To determine if a debt management plan or bankruptcy is a more viable solution, the course will cover a complete budget review, including net worth and disposable income. If disposable income is deeply negative, bankruptcy is likely the appropriate option for relief.

Start Fresh Today offers a free attorney locator service to help consumers find a bankruptcy attorney near them. Most bankruptcy attorneys will offer an initial consultation free of charge.

“Seeking the help of a bankruptcy attorney is important. An attorney will help you decide which type of bankruptcy is best for you,” Schoen explained. “Trying to file for bankruptcy on your own is risky because there are so many guidelines that depend on the state or even the county in which you live. A bankruptcy attorney in your area is the best option for avoiding potential pitfalls.”

Chapter 7 is the most common form of bankruptcy and discharges all unsecured debt, including credit card debts, medical bills and personal loans. Chapter 13 works as a repayment plan, typically taking three to five years to complete.

When you file for bankruptcy, you’re not eligible to access credit for one to three years, depending on the circumstances of your filing. Once an individual is able to apply for credit again, the bankruptcy declaration will be on their file, which usually causes higher interest rates.

To prevent a similar situation from happening again, it’s best to ease back into credit use slowly.

“We always suggest re-establishing credit slowly after a bankruptcy, and the best way to do that is with a secured credit card,” Schoen explained. “Another thing that we recommended to clients is for them to put away as much in savings as they can since they’re not going to have access to credit cards during bankruptcy. If they need a car or a loan, they’re not going to have that credit to show. A lot of times, they might need a friend or family member to help them co-sign.”

Initially, the shock of declaring bankruptcy can be immobilizing, but once the dust settles, recovery can begin. CESI and Start Fresh Today offer a number of resources for clients to use before, during and after the bankruptcy process, covering topics like what to expect during the bankruptcy filing, tips for budgeting, student loans (which are not discharged by bankruptcy), rebuilding credit and more.

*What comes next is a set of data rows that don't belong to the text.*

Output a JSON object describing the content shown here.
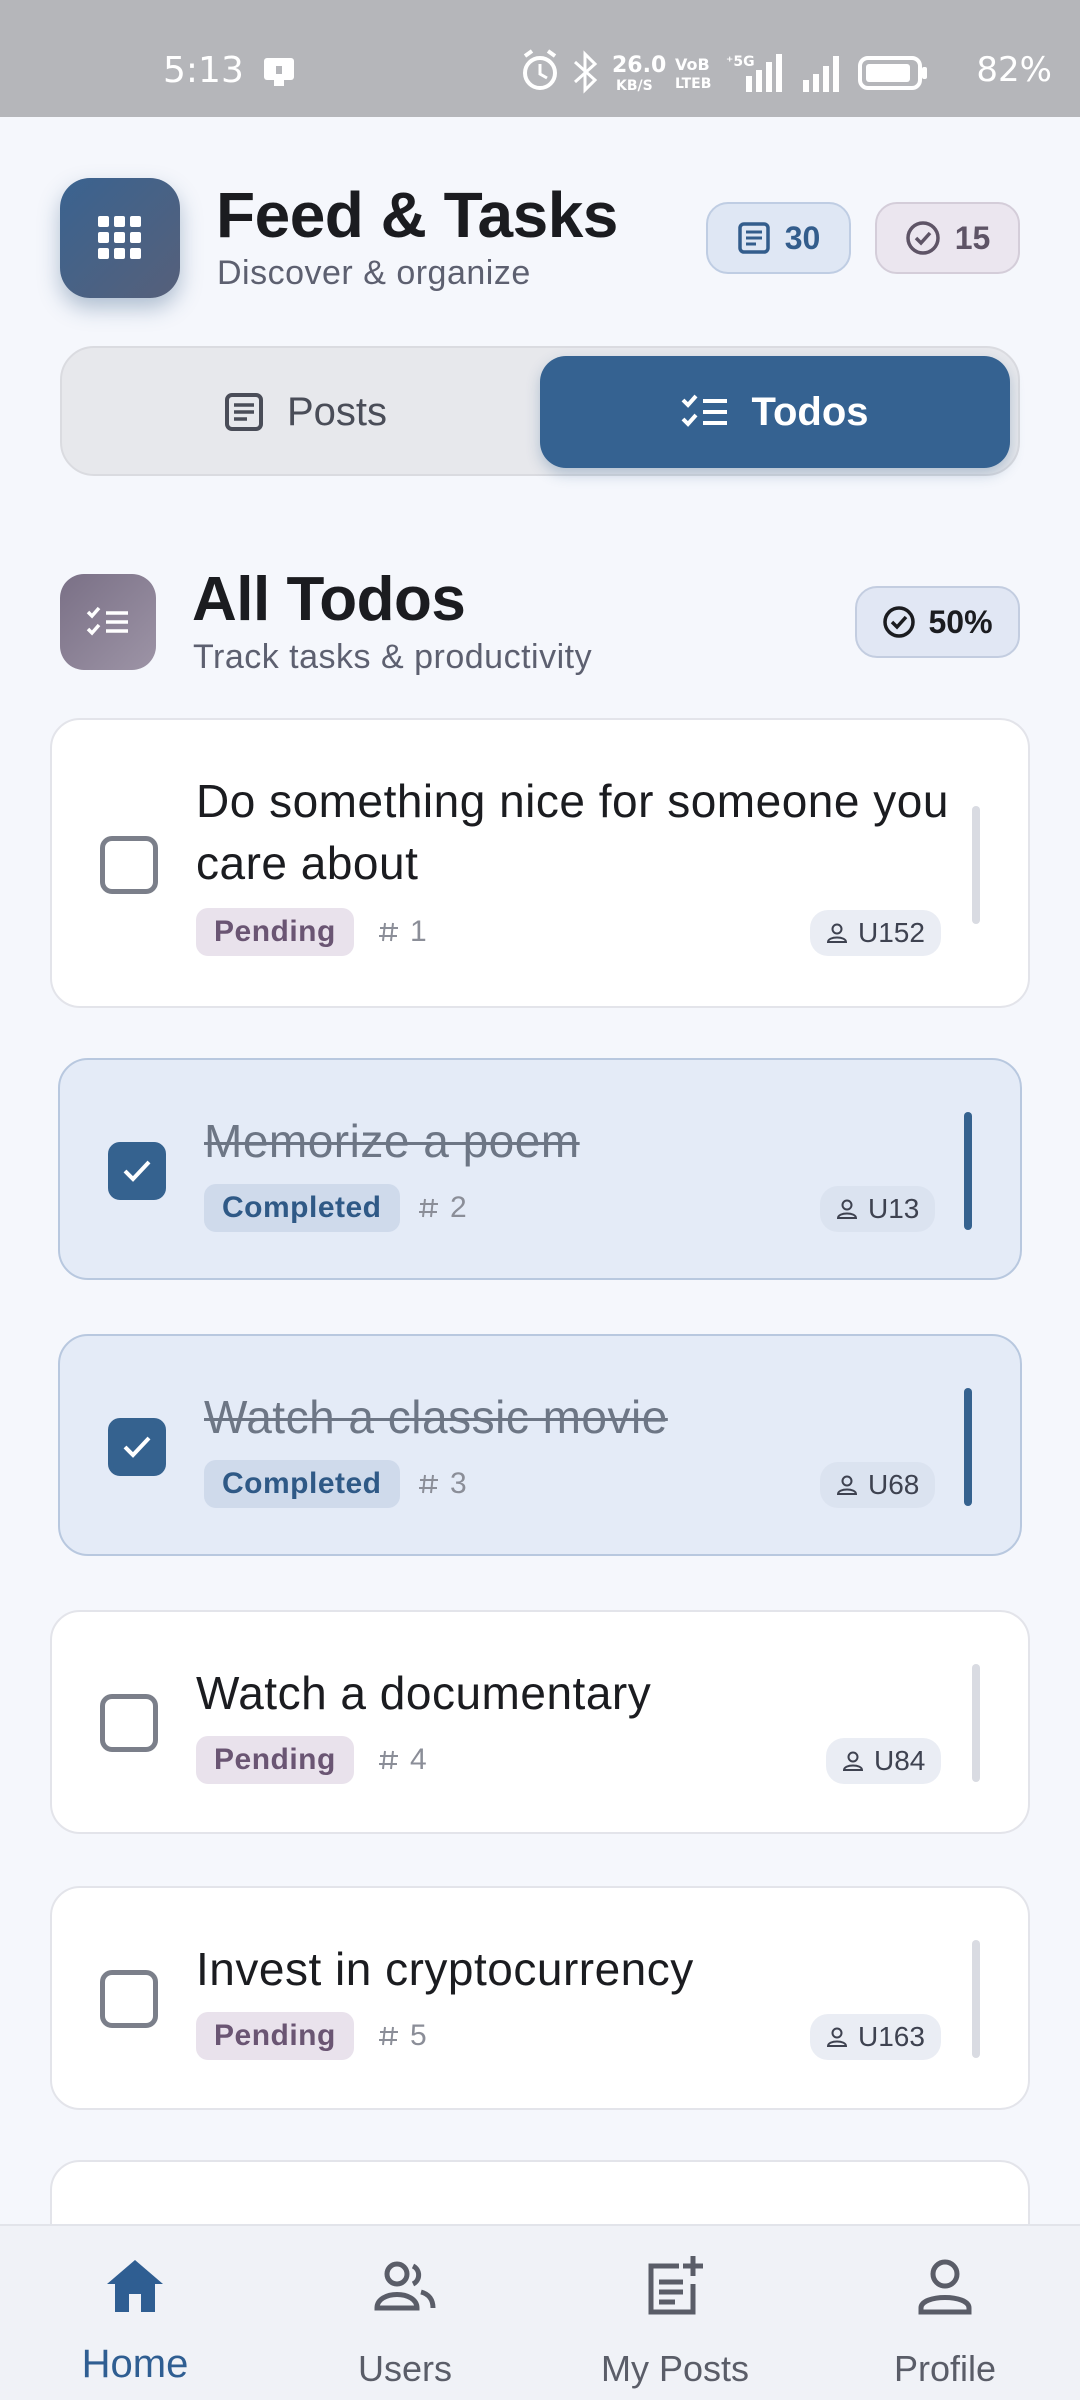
{
  "status_bar": {
    "time": "5:13",
    "net_speed_value": "26.0",
    "net_speed_unit": "KB/S",
    "volte": "VoB LTEB",
    "network": "5G",
    "battery_percent": "82%",
    "icons": [
      "alarm-icon",
      "bluetooth-icon",
      "signal-icon",
      "battery-icon"
    ]
  },
  "header": {
    "title": "Feed & Tasks",
    "subtitle": "Discover & organize",
    "posts_count": "30",
    "todos_count": "15"
  },
  "tabs": [
    {
      "label": "Posts",
      "icon": "article-icon",
      "active": false
    },
    {
      "label": "Todos",
      "icon": "checklist-icon",
      "active": true
    }
  ],
  "section": {
    "title": "All Todos",
    "subtitle": "Track tasks & productivity",
    "completion_percent": "50%"
  },
  "todos": [
    {
      "text": "Do something nice for someone you care about",
      "status": "Pending",
      "number": "1",
      "user": "U152",
      "completed": false
    },
    {
      "text": "Memorize a poem",
      "status": "Completed",
      "number": "2",
      "user": "U13",
      "completed": true
    },
    {
      "text": "Watch a classic movie",
      "status": "Completed",
      "number": "3",
      "user": "U68",
      "completed": true
    },
    {
      "text": "Watch a documentary",
      "status": "Pending",
      "number": "4",
      "user": "U84",
      "completed": false
    },
    {
      "text": "Invest in cryptocurrency",
      "status": "Pending",
      "number": "5",
      "user": "U163",
      "completed": false
    }
  ],
  "bottom_nav": [
    {
      "label": "Home",
      "icon": "home-icon",
      "active": true
    },
    {
      "label": "Users",
      "icon": "users-icon",
      "active": false
    },
    {
      "label": "My Posts",
      "icon": "post-add-icon",
      "active": false
    },
    {
      "label": "Profile",
      "icon": "profile-icon",
      "active": false
    }
  ],
  "colors": {
    "primary": "#356291",
    "background": "#f5f7fc",
    "completed_card": "#e4ebf7",
    "pending_badge": "#e9e2ec"
  }
}
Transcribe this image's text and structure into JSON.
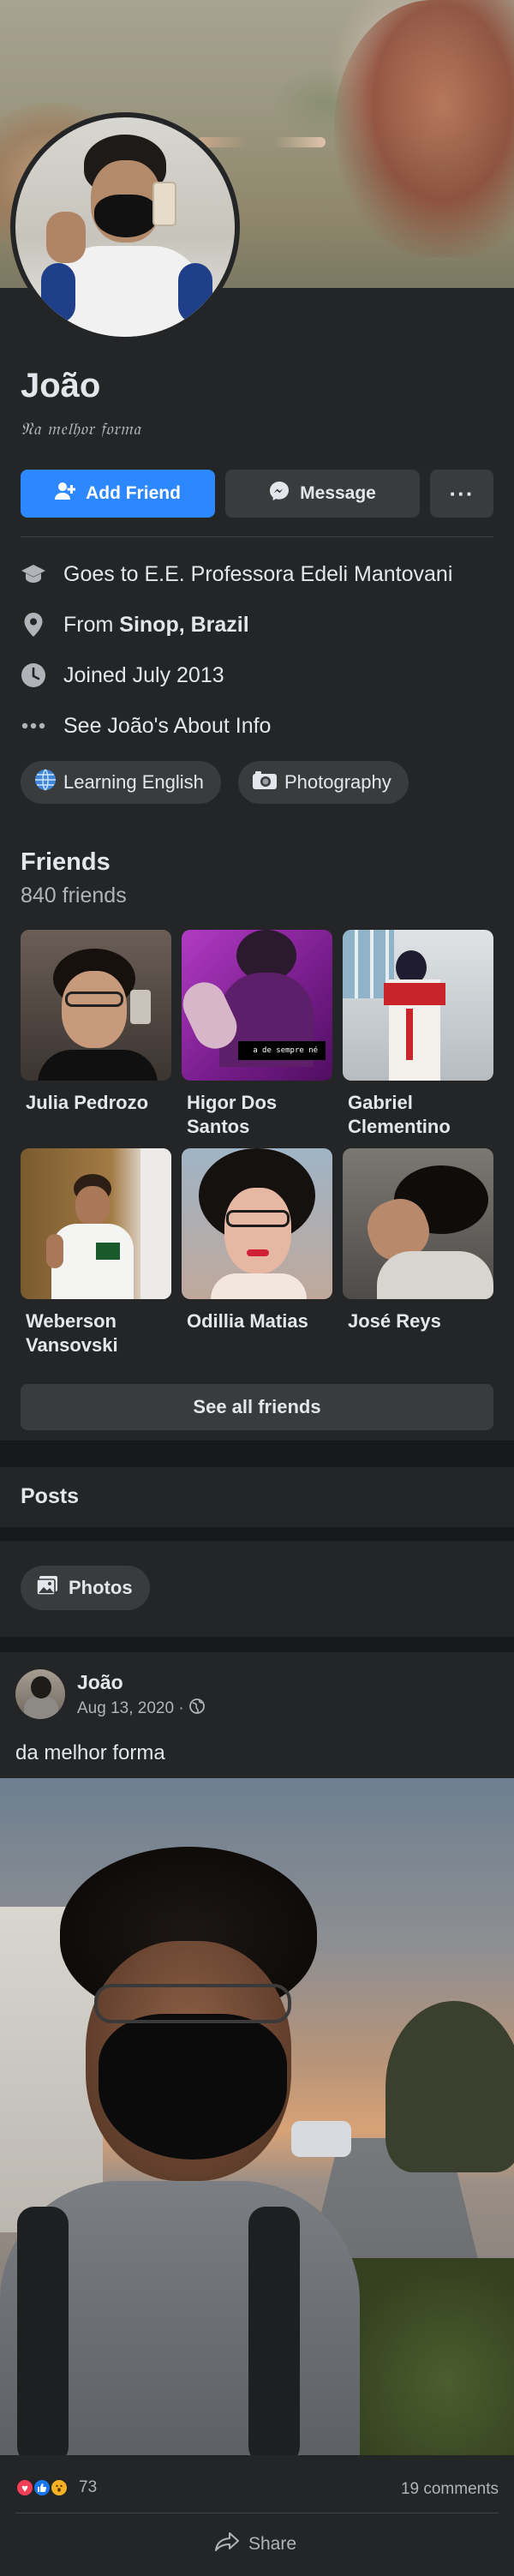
{
  "profile": {
    "name": "João",
    "tagline": "𝔑𝔞 𝔪𝔢𝔩𝔥𝔬𝔯 𝔣𝔬𝔯𝔪𝔞",
    "actions": {
      "add_friend": "Add Friend",
      "message": "Message",
      "more": "···"
    },
    "info": {
      "school": "Goes to E.E. Professora Edeli Mantovani",
      "from_prefix": "From ",
      "from_place": "Sinop, Brazil",
      "joined": "Joined July 2013",
      "about": "See João's About Info"
    },
    "interests": [
      "Learning English",
      "Photography"
    ]
  },
  "friends": {
    "title": "Friends",
    "count": "840 friends",
    "items": [
      {
        "name": "Julia Pedrozo"
      },
      {
        "name": "Higor Dos Santos"
      },
      {
        "name": "Gabriel Clementino"
      },
      {
        "name": "Weberson Vansovski"
      },
      {
        "name": "Odillia Matias"
      },
      {
        "name": "José Reys"
      }
    ],
    "see_all": "See all friends",
    "photo_caption": "ㅤa de sempre né"
  },
  "posts": {
    "title": "Posts",
    "photos_label": "Photos"
  },
  "post": {
    "author": "João",
    "date": "Aug 13, 2020 ·",
    "text": "da melhor forma",
    "reaction_count": "73",
    "comments": "19 comments",
    "share": "Share"
  },
  "colors": {
    "background": "#18191a",
    "card": "#242526",
    "button": "#3a3b3c",
    "accent": "#2d88ff",
    "text": "#e4e6eb",
    "secondary_text": "#b0b3b8"
  },
  "icons": {
    "add_friend": "person-plus-icon",
    "message": "messenger-icon",
    "school": "graduation-cap-icon",
    "from": "location-pin-icon",
    "joined": "clock-icon",
    "about": "ellipsis-icon",
    "learning_english": "globe-icon",
    "photography": "camera-icon",
    "photos": "image-icon",
    "privacy": "globe-icon",
    "share": "share-arrow-icon",
    "reactions": [
      "love-icon",
      "like-icon",
      "wow-icon"
    ]
  }
}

The aim of these resources is to not only help people throughout the bankruptcy process, but also to encourage new financial habits on the other side. For those considering bankruptcy, it’s important to remember that filing won’t ruin your life or your reputation.

“It’s not the end of the world. Financial hardship happens to good people,” Schoen said. “It’s important to understand that if you’re seeking help from reputable providers, you can walk through this process while still being treated with respect and dignity.”

This article was written for our sponsor, Consumer Education Services Inc.